(App and web page records)
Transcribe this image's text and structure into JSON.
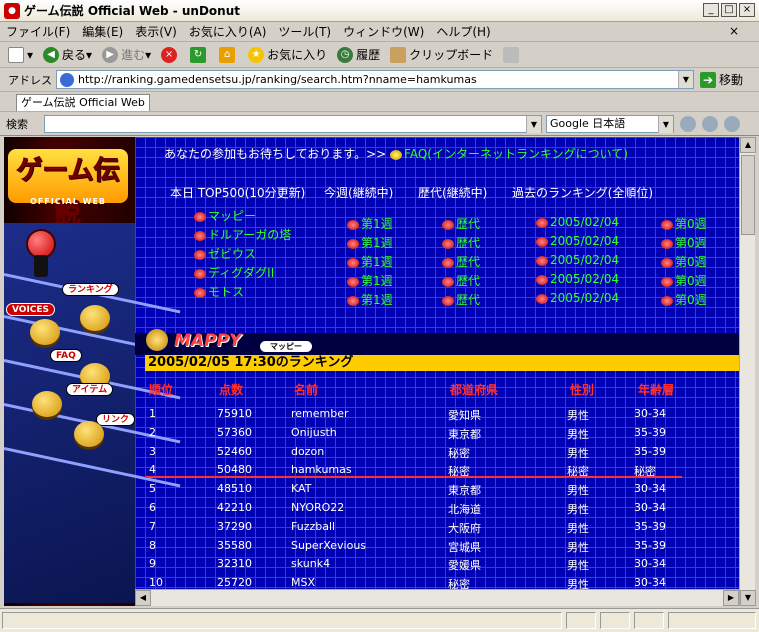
{
  "window": {
    "title": "ゲーム伝説 Official Web - unDonut"
  },
  "menu": [
    "ファイル(F)",
    "編集(E)",
    "表示(V)",
    "お気に入り(A)",
    "ツール(T)",
    "ウィンドウ(W)",
    "ヘルプ(H)"
  ],
  "toolbar": {
    "back": "戻る",
    "forward": "進む",
    "favorites": "お気に入り",
    "history": "履歴",
    "clipboard": "クリップボード"
  },
  "address": {
    "label": "アドレス",
    "url": "http://ranking.gamedensetsu.jp/ranking/search.htm?nname=hamkumas",
    "go": "移動"
  },
  "tab": {
    "label": "ゲーム伝説 Official Web"
  },
  "search": {
    "label": "検索",
    "engine": "Google 日本語"
  },
  "site": {
    "logo": "ゲーム伝説",
    "logo_sub": "OFFICIAL WEB",
    "nav": {
      "ranking": "ランキング",
      "voices": "VOICES",
      "faq": "FAQ",
      "item": "アイテム",
      "link": "リンク"
    },
    "invite": "あなたの参加もお待ちしております。>>",
    "faq_link": "FAQ(インターネットランキングについて)",
    "headers": [
      "本日 TOP500(10分更新)",
      "今週(継続中)",
      "歴代(継続中)",
      "過去のランキング(全順位)"
    ],
    "games": [
      "マッピー",
      "ドルアーガの塔",
      "ゼビウス",
      "ディグダグII",
      "モトス"
    ],
    "week": [
      "第1週",
      "第1週",
      "第1週",
      "第1週",
      "第1週"
    ],
    "alltime": [
      "歴代",
      "歴代",
      "歴代",
      "歴代",
      "歴代"
    ],
    "pastdate": [
      "2005/02/04",
      "2005/02/04",
      "2005/02/04",
      "2005/02/04",
      "2005/02/04"
    ],
    "pastweek": [
      "第0週",
      "第0週",
      "第0週",
      "第0週",
      "第0週"
    ]
  },
  "mappy": {
    "title": "MAPPY",
    "tag": "マッピー",
    "date_heading": "2005/02/05 17:30のランキング"
  },
  "table": {
    "columns": [
      "順位",
      "点数",
      "名前",
      "都道府県",
      "性別",
      "年齢層"
    ],
    "rows": [
      [
        "1",
        "75910",
        "remember",
        "愛知県",
        "男性",
        "30-34"
      ],
      [
        "2",
        "57360",
        "Onijusth",
        "東京都",
        "男性",
        "35-39"
      ],
      [
        "3",
        "52460",
        "dozon",
        "秘密",
        "男性",
        "35-39"
      ],
      [
        "4",
        "50480",
        "hamkumas",
        "秘密",
        "秘密",
        "秘密"
      ],
      [
        "5",
        "48510",
        "KAT",
        "東京都",
        "男性",
        "30-34"
      ],
      [
        "6",
        "42210",
        "NYORO22",
        "北海道",
        "男性",
        "30-34"
      ],
      [
        "7",
        "37290",
        "Fuzzball",
        "大阪府",
        "男性",
        "35-39"
      ],
      [
        "8",
        "35580",
        "SuperXevious",
        "宮城県",
        "男性",
        "35-39"
      ],
      [
        "9",
        "32310",
        "skunk4",
        "愛媛県",
        "男性",
        "30-34"
      ],
      [
        "10",
        "25720",
        "MSX",
        "秘密",
        "男性",
        "30-34"
      ]
    ]
  }
}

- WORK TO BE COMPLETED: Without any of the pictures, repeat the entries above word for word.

- RESPONSE:
Transcribe this image's text and structure into JSON.
{
  "window": {
    "title": "ゲーム伝説 Official Web - unDonut"
  },
  "menu": [
    "ファイル(F)",
    "編集(E)",
    "表示(V)",
    "お気に入り(A)",
    "ツール(T)",
    "ウィンドウ(W)",
    "ヘルプ(H)"
  ],
  "toolbar": {
    "back": "戻る",
    "forward": "進む",
    "favorites": "お気に入り",
    "history": "履歴",
    "clipboard": "クリップボード"
  },
  "address": {
    "label": "アドレス",
    "url": "http://ranking.gamedensetsu.jp/ranking/search.htm?nname=hamkumas",
    "go": "移動"
  },
  "tab": {
    "label": "ゲーム伝説 Official Web"
  },
  "search": {
    "label": "検索",
    "engine": "Google 日本語"
  },
  "site": {
    "logo": "ゲーム伝説",
    "logo_sub": "OFFICIAL WEB",
    "nav": {
      "ranking": "ランキング",
      "voices": "VOICES",
      "faq": "FAQ",
      "item": "アイテム",
      "link": "リンク"
    },
    "invite": "あなたの参加もお待ちしております。>>",
    "faq_link": "FAQ(インターネットランキングについて)",
    "headers": [
      "本日 TOP500(10分更新)",
      "今週(継続中)",
      "歴代(継続中)",
      "過去のランキング(全順位)"
    ],
    "games": [
      "マッピー",
      "ドルアーガの塔",
      "ゼビウス",
      "ディグダグII",
      "モトス"
    ],
    "week": [
      "第1週",
      "第1週",
      "第1週",
      "第1週",
      "第1週"
    ],
    "alltime": [
      "歴代",
      "歴代",
      "歴代",
      "歴代",
      "歴代"
    ],
    "pastdate": [
      "2005/02/04",
      "2005/02/04",
      "2005/02/04",
      "2005/02/04",
      "2005/02/04"
    ],
    "pastweek": [
      "第0週",
      "第0週",
      "第0週",
      "第0週",
      "第0週"
    ]
  },
  "mappy": {
    "title": "MAPPY",
    "tag": "マッピー",
    "date_heading": "2005/02/05 17:30のランキング"
  },
  "table": {
    "columns": [
      "順位",
      "点数",
      "名前",
      "都道府県",
      "性別",
      "年齢層"
    ],
    "rows": [
      [
        "1",
        "75910",
        "remember",
        "愛知県",
        "男性",
        "30-34"
      ],
      [
        "2",
        "57360",
        "Onijusth",
        "東京都",
        "男性",
        "35-39"
      ],
      [
        "3",
        "52460",
        "dozon",
        "秘密",
        "男性",
        "35-39"
      ],
      [
        "4",
        "50480",
        "hamkumas",
        "秘密",
        "秘密",
        "秘密"
      ],
      [
        "5",
        "48510",
        "KAT",
        "東京都",
        "男性",
        "30-34"
      ],
      [
        "6",
        "42210",
        "NYORO22",
        "北海道",
        "男性",
        "30-34"
      ],
      [
        "7",
        "37290",
        "Fuzzball",
        "大阪府",
        "男性",
        "35-39"
      ],
      [
        "8",
        "35580",
        "SuperXevious",
        "宮城県",
        "男性",
        "35-39"
      ],
      [
        "9",
        "32310",
        "skunk4",
        "愛媛県",
        "男性",
        "30-34"
      ],
      [
        "10",
        "25720",
        "MSX",
        "秘密",
        "男性",
        "30-34"
      ]
    ]
  }
}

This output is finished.